    Morning all! Lets all enjoy the spectacle of today's *legal* migration numbers and the mouth-foaming from a right wing. "We're not racists" they insist, they just want all foreigners to go away. Which isn't racism, its jingoism, bigotry, false patriotism where the Empire still dominates the world, all that bollocks.

    Starmer's attack on this yesterday was clever, because it calls out the hypocrisy. What may be less clever is that it doesn't face into the reality that much of the WWC red wall vote is as I describe - jingoist and bigoted. They don't want anyone who isn't them living there, never mind people who speak funny.

    You really didn’t need to repeat that bile.

    Many of us on the centre-right are proud of what the UK has done for Ukraine and Hong Kong over the past year, and believe that a skills-based system is better than a free-for-all based on nationality, that had the effect of driving down wages for the very poorest in society.
    The very poorest in society are either on minimum wage or more likely not working. Its the low end of the squeezed middle that could be said to have benefitted from recent wage inflation.
    Many were working jobs like hospitality which were nailed down hard to whatever minimum wage was, now many of those people for the first time are finding that there wages have risen above minimum wage. Are there still those on min wage yes sure there is. That however does not mean some workers have seen their wages rise above minimum
    It's worth noting that for people prepared to work a lot of hours/have multiple jobs the minimum wage yields modestly decent cash in comparative terms.

    £10.42x42hoursx50weeks is £21882. While (eg) nurses can be paid £100k (not many), they can also be paid £22-25k (probably more than are paid £100k).

    The gap between min wage and this is not great.

    I wonder whether this is part of what is feeding the massive range of strike/industrial action.

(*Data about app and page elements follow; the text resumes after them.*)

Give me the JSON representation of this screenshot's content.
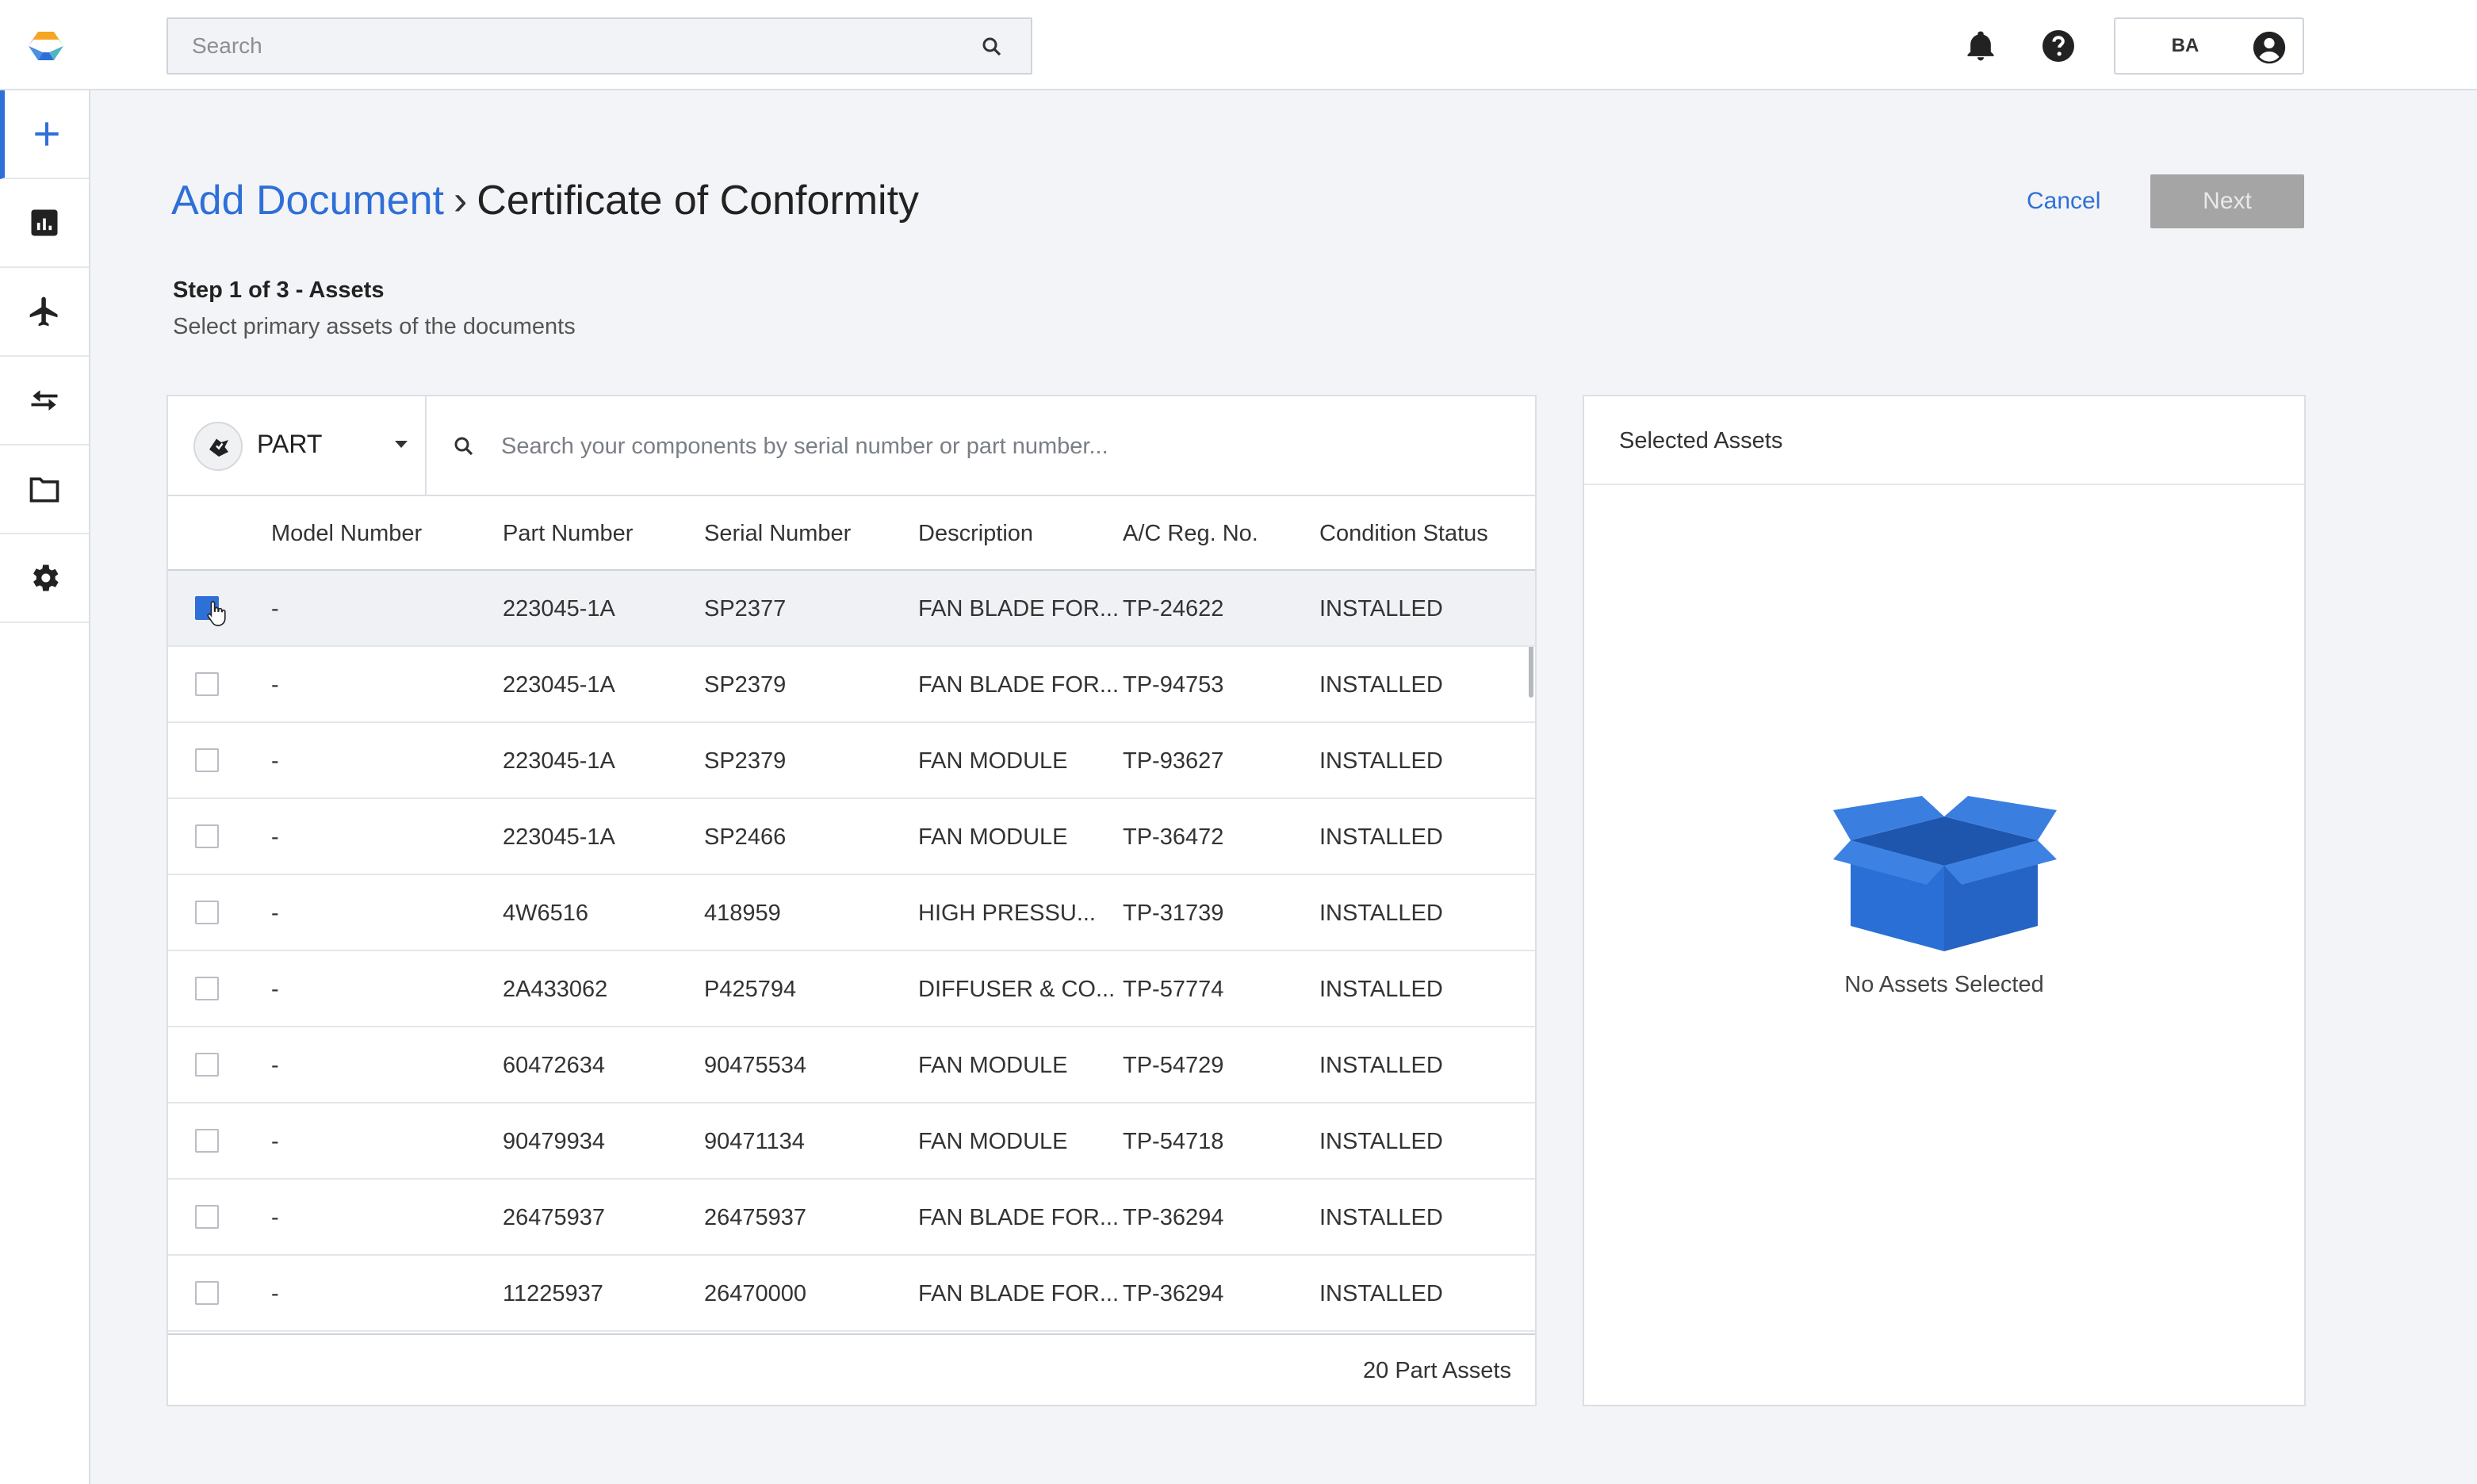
{
  "search": {
    "placeholder": "Search"
  },
  "user": {
    "initials": "BA"
  },
  "nav": [
    "add",
    "dashboard",
    "aircraft",
    "transfer",
    "documents",
    "settings"
  ],
  "header": {
    "breadcrumb_parent": "Add Document",
    "breadcrumb_separator": "›",
    "breadcrumb_current": "Certificate of Conformity",
    "cancel_label": "Cancel",
    "next_label": "Next"
  },
  "step": {
    "title": "Step 1 of 3 - Assets",
    "subtitle": "Select primary assets of the documents"
  },
  "filter": {
    "type": "PART",
    "placeholder": "Search your components by serial number or part number..."
  },
  "table": {
    "columns": [
      "Model Number",
      "Part Number",
      "Serial Number",
      "Description",
      "A/C Reg. No.",
      "Condition Status"
    ],
    "rows": [
      {
        "checked": true,
        "model": "-",
        "part": "223045-1A",
        "serial": "SP2377",
        "desc": "FAN BLADE FOR...",
        "reg": "TP-24622",
        "status": "INSTALLED"
      },
      {
        "checked": false,
        "model": "-",
        "part": "223045-1A",
        "serial": "SP2379",
        "desc": "FAN BLADE FOR...",
        "reg": "TP-94753",
        "status": "INSTALLED"
      },
      {
        "checked": false,
        "model": "-",
        "part": "223045-1A",
        "serial": "SP2379",
        "desc": "FAN MODULE",
        "reg": "TP-93627",
        "status": "INSTALLED"
      },
      {
        "checked": false,
        "model": "-",
        "part": "223045-1A",
        "serial": "SP2466",
        "desc": "FAN MODULE",
        "reg": "TP-36472",
        "status": "INSTALLED"
      },
      {
        "checked": false,
        "model": "-",
        "part": "4W6516",
        "serial": "418959",
        "desc": "HIGH PRESSU...",
        "reg": "TP-31739",
        "status": "INSTALLED"
      },
      {
        "checked": false,
        "model": "-",
        "part": "2A433062",
        "serial": "P425794",
        "desc": "DIFFUSER & CO...",
        "reg": "TP-57774",
        "status": "INSTALLED"
      },
      {
        "checked": false,
        "model": "-",
        "part": "60472634",
        "serial": "90475534",
        "desc": "FAN MODULE",
        "reg": "TP-54729",
        "status": "INSTALLED"
      },
      {
        "checked": false,
        "model": "-",
        "part": "90479934",
        "serial": "90471134",
        "desc": "FAN MODULE",
        "reg": "TP-54718",
        "status": "INSTALLED"
      },
      {
        "checked": false,
        "model": "-",
        "part": "26475937",
        "serial": "26475937",
        "desc": "FAN BLADE FOR...",
        "reg": "TP-36294",
        "status": "INSTALLED"
      },
      {
        "checked": false,
        "model": "-",
        "part": "11225937",
        "serial": "26470000",
        "desc": "FAN BLADE FOR...",
        "reg": "TP-36294",
        "status": "INSTALLED"
      }
    ],
    "footer": "20 Part Assets"
  },
  "selected": {
    "title": "Selected Assets",
    "empty_text": "No Assets Selected"
  },
  "colors": {
    "accent": "#2f6fd8",
    "next_disabled": "#a5a5a5",
    "box_blue": "#2a6fd6"
  }
}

The minimum wage is great; but the more radical the union, the keener they are on unsocialist differentials.

This discussion has been closed.